Grant remained a fixture in the dance club scene.[24] Grant and Tancredi's Northcott company ran a handful of dance labels, managing its own publishing, production, manufacturing, and distribution.[25] Club disc jockey Tommy Musto joined as head of production and A&R–"Artists and Repertoire," responsible for talent scouting and artist development–and ushered the company into becoming an essential outlet for New York City garage house dance music.[25]

After her time with Tancredi, Grant continued working in the music business. She sang with the Long Island-based rock band Loose Endz, which also featured a female bass player and a female drummer; the group performed at such venues as The Limelight in New York City.[26] In 1990, Grant was signed by Warren Schatz, former senior executive with RCA and BMG's Ariola America. While signed with Schatz's Perfect Sound Studios, Inc., Grant wrote I Know (What You Need).

As tastes in New York City's music scene drifted towards the rap and hip-hip genres, Grant shifted her focus. She earned a scholarship from the Goethe Institute in New York to study German in Germany in exchange for developing a promotional song for the Institute. Grant later recorded the classic Ich bin von Kopf bis fuss and wrote and recorded an original German pop song, Lass mich oder lieb mich baby. Later, she followed through on early training in dance and became a professional dancer.[22]

Personal life[edit]

Grant married a German-born member of the Baltic nobility.
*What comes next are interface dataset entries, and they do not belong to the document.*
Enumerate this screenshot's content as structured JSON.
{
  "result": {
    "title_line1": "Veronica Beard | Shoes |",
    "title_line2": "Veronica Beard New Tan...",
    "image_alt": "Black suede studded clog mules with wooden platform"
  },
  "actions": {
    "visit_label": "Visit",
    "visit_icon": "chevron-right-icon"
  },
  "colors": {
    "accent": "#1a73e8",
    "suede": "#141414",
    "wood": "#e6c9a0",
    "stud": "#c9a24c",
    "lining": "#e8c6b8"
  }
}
The wedding took place in Spyker Castle in Vorpommern-Rügen; the couple settled in Germany but later divorced.[22]

Grant researches and disseminates information about her aristocratic Philippides of Paiania lineage.[27] She participates as a member of the Guild of One-Name Studies, a registered charity in the United Kingdom.[28]

External link[edit]
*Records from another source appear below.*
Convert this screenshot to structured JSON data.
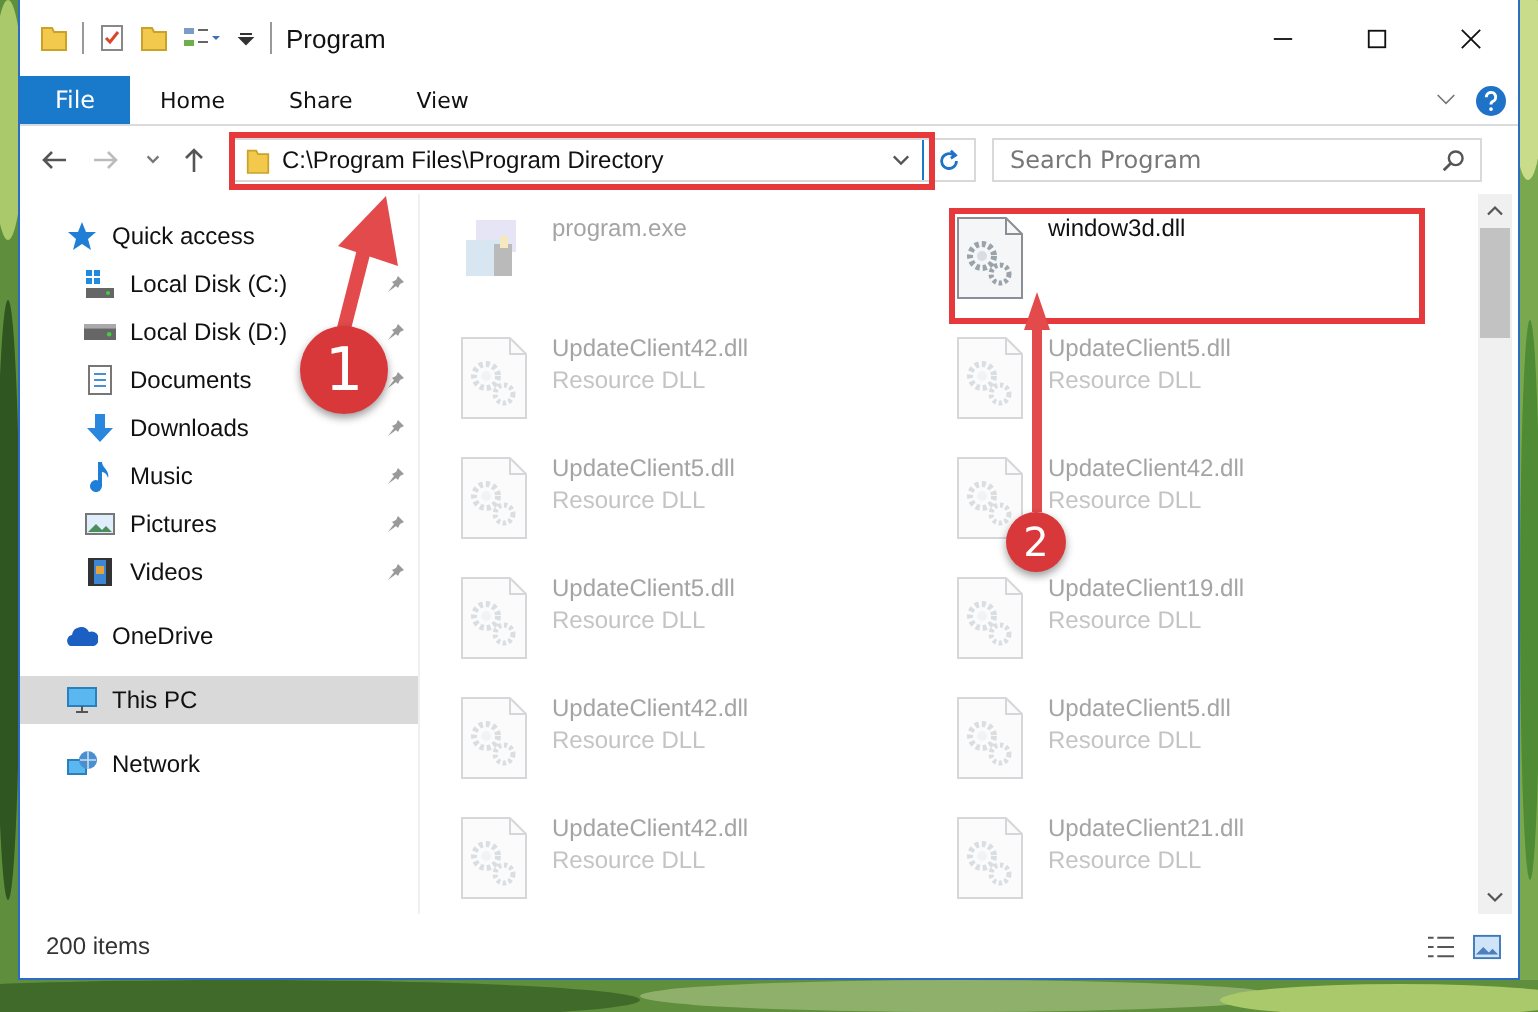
{
  "window": {
    "title": "Program"
  },
  "ribbon": {
    "tabs": [
      {
        "label": "File",
        "kind": "file"
      },
      {
        "label": "Home",
        "kind": "tab"
      },
      {
        "label": "Share",
        "kind": "tab"
      },
      {
        "label": "View",
        "kind": "tab"
      }
    ]
  },
  "address_bar": {
    "path": "C:\\Program Files\\Program Directory"
  },
  "search": {
    "placeholder": "Search Program"
  },
  "sidebar": {
    "items": [
      {
        "label": "Quick access",
        "kind": "star",
        "selected": false,
        "children": [
          {
            "label": "Local Disk (C:)",
            "kind": "system-drive",
            "pinned": true,
            "selected": false
          },
          {
            "label": "Local Disk (D:)",
            "kind": "drive",
            "pinned": true,
            "selected": false
          },
          {
            "label": "Documents",
            "kind": "documents",
            "pinned": true,
            "selected": false
          },
          {
            "label": "Downloads",
            "kind": "downloads",
            "pinned": true,
            "selected": false
          },
          {
            "label": "Music",
            "kind": "music",
            "pinned": true,
            "selected": false
          },
          {
            "label": "Pictures",
            "kind": "pictures",
            "pinned": true,
            "selected": false
          },
          {
            "label": "Videos",
            "kind": "videos",
            "pinned": true,
            "selected": false
          }
        ]
      },
      {
        "label": "OneDrive",
        "kind": "cloud",
        "selected": false
      },
      {
        "label": "This PC",
        "kind": "pc",
        "selected": true
      },
      {
        "label": "Network",
        "kind": "network",
        "selected": false
      }
    ]
  },
  "files": [
    {
      "name": "program.exe",
      "kind": "exe",
      "blurred": true
    },
    {
      "name": "window3d.dll",
      "kind": "dll",
      "blurred": false
    },
    {
      "name": "UpdateClient42.dll",
      "type": "Resource DLL",
      "kind": "dll",
      "blurred": true
    },
    {
      "name": "UpdateClient5.dll",
      "type": "Resource DLL",
      "kind": "dll",
      "blurred": true
    },
    {
      "name": "UpdateClient5.dll",
      "type": "Resource DLL",
      "kind": "dll",
      "blurred": true
    },
    {
      "name": "UpdateClient42.dll",
      "type": "Resource DLL",
      "kind": "dll",
      "blurred": true
    },
    {
      "name": "UpdateClient5.dll",
      "type": "Resource DLL",
      "kind": "dll",
      "blurred": true
    },
    {
      "name": "UpdateClient19.dll",
      "type": "Resource DLL",
      "kind": "dll",
      "blurred": true
    },
    {
      "name": "UpdateClient42.dll",
      "type": "Resource DLL",
      "kind": "dll",
      "blurred": true
    },
    {
      "name": "UpdateClient5.dll",
      "type": "Resource DLL",
      "kind": "dll",
      "blurred": true
    },
    {
      "name": "UpdateClient42.dll",
      "type": "Resource DLL",
      "kind": "dll",
      "blurred": true
    },
    {
      "name": "UpdateClient21.dll",
      "type": "Resource DLL",
      "kind": "dll",
      "blurred": true
    }
  ],
  "status_bar": {
    "item_count": "200 items"
  },
  "annotations": {
    "markers": [
      {
        "number": "1"
      },
      {
        "number": "2"
      }
    ]
  }
}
References[edit]

  1. ^ a b "Our Philippides Family", Royalhouseofphilippides.com, retrieved May 6, 2019
  2. ^ "Greek-American Progressive Association", Flps.newberry.org, retrieved May 6, 2019
  3. ^ United States Department of State, Foreign Consular Offices in the United States September 1991, Washington, D.C.: U.S. Government Printing Office, retrieved March 31, 2019
  4. ^ "Jazz Album Picks" (PDF), Cash Box, p. 17, October 20, 1979, retrieved April 5, 2019
  5. ^ "Wonder Band's 'Stairway to Love'" (PDF), Cash Box, p. 42, February 24, 1979, retrieved April 5, 2019
  6. ^ a b Dawidjan, Wresch (1980), "'Hot to Trot' Hard to Find—But Worth the Effort", Out, 3 (25)
  7. ^ "Disco Music released during 1979", Discosavvy.com, retrieved April 2, 2019
  8. ^ "Lourett Russell Grant Hot To Trot", Youtube.com, retrieved April 1, 2019
  9. ^ "Silvio Tancredi", Discogs.com, retrieved April 1, 2019
  10. ^ "Entity Information", Appext20.dos.ny.gov, retrieved April 1, 2019
  11. ^ a b c d Lederer; Barry (February 2, 1980), "Disco Mix" (PDF), Billboard, p. 41, retrieved April 3, 2019
  12. ^ a b "Dance Music: Hot to Trot", Dance Music, 2 (47), December 7, 1979
  13. ^ Meggit, Joshua, "Various–Horse Meat Disco II (Strut/Intertia)", Cyclicdefrost.com, retrieved April 7, 2019
  14. ^ a b c "Lourett Russell Grant", Discogs.com, retrieved April 5, 2019
  15. ^ "Hot to Trot by Lourett Russell Grant", Youtube.com, retrieved April 7, 2019
  16. ^ "Programmers Picks", Cash Box, p. 25, March 8, 1980
  17. ^ "Programmers Picks", Cash Box, p. 49, March 15, 1980
  18. ^ "Billboard Disco Top 100" (PDF), Billboard, February 23, 1980, retrieved April 5, 2019
  19. ^ "Billboard Disco Top 100" (PDF), Billboard, p. 55, May 31, 1980, retrieved April 3, 2019
  20. ^ "Horse Meat Disco – Horse Meat Disco II", Residentadvisor.net, retrieved April 7, 2019
  21. ^ "Horse Meat Disco", Crackmagazine.net, retrieved April 7, 2019
  22. ^ a b c d Lourett Russell Grant, retrieved April 3, 2019
  23. ^ Try This Bag of Tricks: One flash unit with two-way bounce, 88 (6), June 1981, p. 104, retrieved April 5, 2019
  24. ^ Nemy, Enid (August 31, 1979), "The Last Word at Discos Belongs to the Doormen", The New York Times, p. A14
  25. ^ a b Freundlich, Matthew (November 7, 2016), "Tommy Musto on '80s and '90s New York Dance Music", Redbullmusicacademy.com, retrieved April 3, 2019
  26. ^ "Manhattan Highlights", The Music Paper, p. 7, June 1987
  27. ^ "Philippides One-name Study", Royalhouseofphilippides.com, retrieved April 1, 2019
  28. ^ "Philippides One-name Study", One-name.org, retrieved April 1, 2019